Top of Data shown

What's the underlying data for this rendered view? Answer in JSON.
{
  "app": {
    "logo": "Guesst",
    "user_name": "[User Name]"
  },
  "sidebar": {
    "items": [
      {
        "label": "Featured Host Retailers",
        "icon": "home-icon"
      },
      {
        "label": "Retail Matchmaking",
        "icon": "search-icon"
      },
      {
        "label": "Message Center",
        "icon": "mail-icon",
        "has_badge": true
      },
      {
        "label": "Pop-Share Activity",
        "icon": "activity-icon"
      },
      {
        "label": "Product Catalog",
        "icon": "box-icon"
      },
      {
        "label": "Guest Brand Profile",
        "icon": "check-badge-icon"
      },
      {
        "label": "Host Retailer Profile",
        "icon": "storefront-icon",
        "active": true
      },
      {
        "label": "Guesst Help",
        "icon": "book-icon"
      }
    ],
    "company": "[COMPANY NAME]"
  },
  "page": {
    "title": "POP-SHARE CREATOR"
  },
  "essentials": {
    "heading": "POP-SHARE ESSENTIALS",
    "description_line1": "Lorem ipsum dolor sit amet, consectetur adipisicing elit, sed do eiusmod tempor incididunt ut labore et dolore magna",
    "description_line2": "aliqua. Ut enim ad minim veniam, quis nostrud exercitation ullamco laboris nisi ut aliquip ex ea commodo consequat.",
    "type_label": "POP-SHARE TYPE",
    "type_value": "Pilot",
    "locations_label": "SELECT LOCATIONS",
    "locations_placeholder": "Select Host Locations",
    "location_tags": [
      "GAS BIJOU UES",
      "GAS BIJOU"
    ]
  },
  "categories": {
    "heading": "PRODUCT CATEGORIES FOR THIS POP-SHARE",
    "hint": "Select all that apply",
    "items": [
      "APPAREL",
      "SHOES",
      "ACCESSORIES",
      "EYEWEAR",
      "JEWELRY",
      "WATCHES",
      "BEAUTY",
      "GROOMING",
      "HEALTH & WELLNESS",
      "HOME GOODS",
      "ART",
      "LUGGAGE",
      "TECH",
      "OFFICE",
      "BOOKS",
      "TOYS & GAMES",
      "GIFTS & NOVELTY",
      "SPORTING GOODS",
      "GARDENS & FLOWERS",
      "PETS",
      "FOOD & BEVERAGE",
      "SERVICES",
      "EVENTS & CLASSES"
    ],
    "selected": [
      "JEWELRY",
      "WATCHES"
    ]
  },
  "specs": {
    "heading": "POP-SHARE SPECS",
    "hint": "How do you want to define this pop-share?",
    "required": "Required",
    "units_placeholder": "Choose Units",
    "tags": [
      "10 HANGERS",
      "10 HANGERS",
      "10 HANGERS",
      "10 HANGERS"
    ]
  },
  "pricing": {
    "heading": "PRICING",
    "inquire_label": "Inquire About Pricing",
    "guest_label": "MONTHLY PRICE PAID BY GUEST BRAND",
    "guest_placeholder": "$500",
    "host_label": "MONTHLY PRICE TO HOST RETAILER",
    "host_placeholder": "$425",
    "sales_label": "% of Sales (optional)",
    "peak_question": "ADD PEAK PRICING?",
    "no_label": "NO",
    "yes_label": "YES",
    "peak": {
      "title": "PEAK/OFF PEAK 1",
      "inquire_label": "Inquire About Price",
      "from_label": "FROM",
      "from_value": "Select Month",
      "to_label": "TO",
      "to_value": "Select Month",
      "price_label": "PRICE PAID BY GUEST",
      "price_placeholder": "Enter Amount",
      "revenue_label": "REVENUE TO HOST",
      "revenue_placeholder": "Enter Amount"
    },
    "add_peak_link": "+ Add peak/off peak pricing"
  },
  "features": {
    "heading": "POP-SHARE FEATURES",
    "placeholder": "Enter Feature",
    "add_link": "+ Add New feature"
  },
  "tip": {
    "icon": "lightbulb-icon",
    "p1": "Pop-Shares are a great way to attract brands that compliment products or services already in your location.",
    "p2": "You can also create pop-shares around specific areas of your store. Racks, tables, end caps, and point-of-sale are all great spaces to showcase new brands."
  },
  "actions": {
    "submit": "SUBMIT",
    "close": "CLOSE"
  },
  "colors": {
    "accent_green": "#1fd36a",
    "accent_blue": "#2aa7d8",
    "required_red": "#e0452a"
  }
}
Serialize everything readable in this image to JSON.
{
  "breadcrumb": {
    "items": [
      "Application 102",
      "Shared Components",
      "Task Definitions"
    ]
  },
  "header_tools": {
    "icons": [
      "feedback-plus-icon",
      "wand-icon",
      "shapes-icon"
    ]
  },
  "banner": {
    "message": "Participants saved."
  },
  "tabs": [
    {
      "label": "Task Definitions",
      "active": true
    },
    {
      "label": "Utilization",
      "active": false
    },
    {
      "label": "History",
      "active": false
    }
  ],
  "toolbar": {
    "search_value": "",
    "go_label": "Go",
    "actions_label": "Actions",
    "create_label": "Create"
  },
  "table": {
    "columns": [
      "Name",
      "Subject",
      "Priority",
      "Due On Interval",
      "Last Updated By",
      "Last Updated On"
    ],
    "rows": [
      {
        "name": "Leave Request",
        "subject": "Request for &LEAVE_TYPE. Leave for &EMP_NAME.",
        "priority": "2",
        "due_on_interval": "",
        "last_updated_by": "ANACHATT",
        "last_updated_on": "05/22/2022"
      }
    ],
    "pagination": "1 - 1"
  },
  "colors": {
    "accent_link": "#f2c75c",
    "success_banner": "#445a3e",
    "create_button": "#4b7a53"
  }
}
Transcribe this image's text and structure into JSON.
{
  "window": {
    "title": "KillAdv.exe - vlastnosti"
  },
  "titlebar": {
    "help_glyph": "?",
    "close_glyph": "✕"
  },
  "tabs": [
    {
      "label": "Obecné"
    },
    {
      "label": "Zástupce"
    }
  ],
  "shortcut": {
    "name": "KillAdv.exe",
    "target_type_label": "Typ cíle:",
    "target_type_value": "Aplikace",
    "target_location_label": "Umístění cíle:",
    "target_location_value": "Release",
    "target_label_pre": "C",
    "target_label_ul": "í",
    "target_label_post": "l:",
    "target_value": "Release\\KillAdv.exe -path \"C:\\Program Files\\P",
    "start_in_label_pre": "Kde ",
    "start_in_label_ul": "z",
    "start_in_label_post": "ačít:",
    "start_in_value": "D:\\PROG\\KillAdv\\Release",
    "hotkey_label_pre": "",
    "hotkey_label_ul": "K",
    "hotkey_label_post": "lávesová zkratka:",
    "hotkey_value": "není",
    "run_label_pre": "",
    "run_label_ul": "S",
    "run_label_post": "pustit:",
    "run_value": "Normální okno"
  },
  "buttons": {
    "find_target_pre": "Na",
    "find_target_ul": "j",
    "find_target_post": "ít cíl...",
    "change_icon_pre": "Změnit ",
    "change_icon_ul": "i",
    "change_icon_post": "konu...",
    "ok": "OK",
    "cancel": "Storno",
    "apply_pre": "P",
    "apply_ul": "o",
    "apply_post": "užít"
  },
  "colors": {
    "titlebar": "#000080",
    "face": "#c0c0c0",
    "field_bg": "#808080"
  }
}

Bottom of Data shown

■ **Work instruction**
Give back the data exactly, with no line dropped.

■ **Your solution**
What's the underlying data for this rendered view? Answer in JSON.
{
  "app": {
    "logo": "Guesst",
    "user_name": "[User Name]"
  },
  "sidebar": {
    "items": [
      {
        "label": "Featured Host Retailers",
        "icon": "home-icon"
      },
      {
        "label": "Retail Matchmaking",
        "icon": "search-icon"
      },
      {
        "label": "Message Center",
        "icon": "mail-icon",
        "has_badge": true
      },
      {
        "label": "Pop-Share Activity",
        "icon": "activity-icon"
      },
      {
        "label": "Product Catalog",
        "icon": "box-icon"
      },
      {
        "label": "Guest Brand Profile",
        "icon": "check-badge-icon"
      },
      {
        "label": "Host Retailer Profile",
        "icon": "storefront-icon",
        "active": true
      },
      {
        "label": "Guesst Help",
        "icon": "book-icon"
      }
    ],
    "company": "[COMPANY NAME]"
  },
  "page": {
    "title": "POP-SHARE CREATOR"
  },
  "essentials": {
    "heading": "POP-SHARE ESSENTIALS",
    "description_line1": "Lorem ipsum dolor sit amet, consectetur adipisicing elit, sed do eiusmod tempor incididunt ut labore et dolore magna",
    "description_line2": "aliqua. Ut enim ad minim veniam, quis nostrud exercitation ullamco laboris nisi ut aliquip ex ea commodo consequat.",
    "type_label": "POP-SHARE TYPE",
    "type_value": "Pilot",
    "locations_label": "SELECT LOCATIONS",
    "locations_placeholder": "Select Host Locations",
    "location_tags": [
      "GAS BIJOU UES",
      "GAS BIJOU"
    ]
  },
  "categories": {
    "heading": "PRODUCT CATEGORIES FOR THIS POP-SHARE",
    "hint": "Select all that apply",
    "items": [
      "APPAREL",
      "SHOES",
      "ACCESSORIES",
      "EYEWEAR",
      "JEWELRY",
      "WATCHES",
      "BEAUTY",
      "GROOMING",
      "HEALTH & WELLNESS",
      "HOME GOODS",
      "ART",
      "LUGGAGE",
      "TECH",
      "OFFICE",
      "BOOKS",
      "TOYS & GAMES",
      "GIFTS & NOVELTY",
      "SPORTING GOODS",
      "GARDENS & FLOWERS",
      "PETS",
      "FOOD & BEVERAGE",
      "SERVICES",
      "EVENTS & CLASSES"
    ],
    "selected": [
      "JEWELRY",
      "WATCHES"
    ]
  },
  "specs": {
    "heading": "POP-SHARE SPECS",
    "hint": "How do you want to define this pop-share?",
    "required": "Required",
    "units_placeholder": "Choose Units",
    "tags": [
      "10 HANGERS",
      "10 HANGERS",
      "10 HANGERS",
      "10 HANGERS"
    ]
  },
  "pricing": {
    "heading": "PRICING",
    "inquire_label": "Inquire About Pricing",
    "guest_label": "MONTHLY PRICE PAID BY GUEST BRAND",
    "guest_placeholder": "$500",
    "host_label": "MONTHLY PRICE TO HOST RETAILER",
    "host_placeholder": "$425",
    "sales_label": "% of Sales (optional)",
    "peak_question": "ADD PEAK PRICING?",
    "no_label": "NO",
    "yes_label": "YES",
    "peak": {
      "title": "PEAK/OFF PEAK 1",
      "inquire_label": "Inquire About Price",
      "from_label": "FROM",
      "from_value": "Select Month",
      "to_label": "TO",
      "to_value": "Select Month",
      "price_label": "PRICE PAID BY GUEST",
      "price_placeholder": "Enter Amount",
      "revenue_label": "REVENUE TO HOST",
      "revenue_placeholder": "Enter Amount"
    },
    "add_peak_link": "+ Add peak/off peak pricing"
  },
  "features": {
    "heading": "POP-SHARE FEATURES",
    "placeholder": "Enter Feature",
    "add_link": "+ Add New feature"
  },
  "tip": {
    "icon": "lightbulb-icon",
    "p1": "Pop-Shares are a great way to attract brands that compliment products or services already in your location.",
    "p2": "You can also create pop-shares around specific areas of your store. Racks, tables, end caps, and point-of-sale are all great spaces to showcase new brands."
  },
  "actions": {
    "submit": "SUBMIT",
    "close": "CLOSE"
  },
  "colors": {
    "accent_green": "#1fd36a",
    "accent_blue": "#2aa7d8",
    "required_red": "#e0452a"
  }
}
Serialize everything readable in this image to JSON.
{
  "breadcrumb": {
    "items": [
      "Application 102",
      "Shared Components",
      "Task Definitions"
    ]
  },
  "header_tools": {
    "icons": [
      "feedback-plus-icon",
      "wand-icon",
      "shapes-icon"
    ]
  },
  "banner": {
    "message": "Participants saved."
  },
  "tabs": [
    {
      "label": "Task Definitions",
      "active": true
    },
    {
      "label": "Utilization",
      "active": false
    },
    {
      "label": "History",
      "active": false
    }
  ],
  "toolbar": {
    "search_value": "",
    "go_label": "Go",
    "actions_label": "Actions",
    "create_label": "Create"
  },
  "table": {
    "columns": [
      "Name",
      "Subject",
      "Priority",
      "Due On Interval",
      "Last Updated By",
      "Last Updated On"
    ],
    "rows": [
      {
        "name": "Leave Request",
        "subject": "Request for &LEAVE_TYPE. Leave for &EMP_NAME.",
        "priority": "2",
        "due_on_interval": "",
        "last_updated_by": "ANACHATT",
        "last_updated_on": "05/22/2022"
      }
    ],
    "pagination": "1 - 1"
  },
  "colors": {
    "accent_link": "#f2c75c",
    "success_banner": "#445a3e",
    "create_button": "#4b7a53"
  }
}
Transcribe this image's text and structure into JSON.
{
  "window": {
    "title": "KillAdv.exe - vlastnosti"
  },
  "titlebar": {
    "help_glyph": "?",
    "close_glyph": "✕"
  },
  "tabs": [
    {
      "label": "Obecné"
    },
    {
      "label": "Zástupce"
    }
  ],
  "shortcut": {
    "name": "KillAdv.exe",
    "target_type_label": "Typ cíle:",
    "target_type_value": "Aplikace",
    "target_location_label": "Umístění cíle:",
    "target_location_value": "Release",
    "target_label_pre": "C",
    "target_label_ul": "í",
    "target_label_post": "l:",
    "target_value": "Release\\KillAdv.exe -path \"C:\\Program Files\\P",
    "start_in_label_pre": "Kde ",
    "start_in_label_ul": "z",
    "start_in_label_post": "ačít:",
    "start_in_value": "D:\\PROG\\KillAdv\\Release",
    "hotkey_label_pre": "",
    "hotkey_label_ul": "K",
    "hotkey_label_post": "lávesová zkratka:",
    "hotkey_value": "není",
    "run_label_pre": "",
    "run_label_ul": "S",
    "run_label_post": "pustit:",
    "run_value": "Normální okno"
  },
  "buttons": {
    "find_target_pre": "Na",
    "find_target_ul": "j",
    "find_target_post": "ít cíl...",
    "change_icon_pre": "Změnit ",
    "change_icon_ul": "i",
    "change_icon_post": "konu...",
    "ok": "OK",
    "cancel": "Storno",
    "apply_pre": "P",
    "apply_ul": "o",
    "apply_post": "užít"
  },
  "colors": {
    "titlebar": "#000080",
    "face": "#c0c0c0",
    "field_bg": "#808080"
  }
}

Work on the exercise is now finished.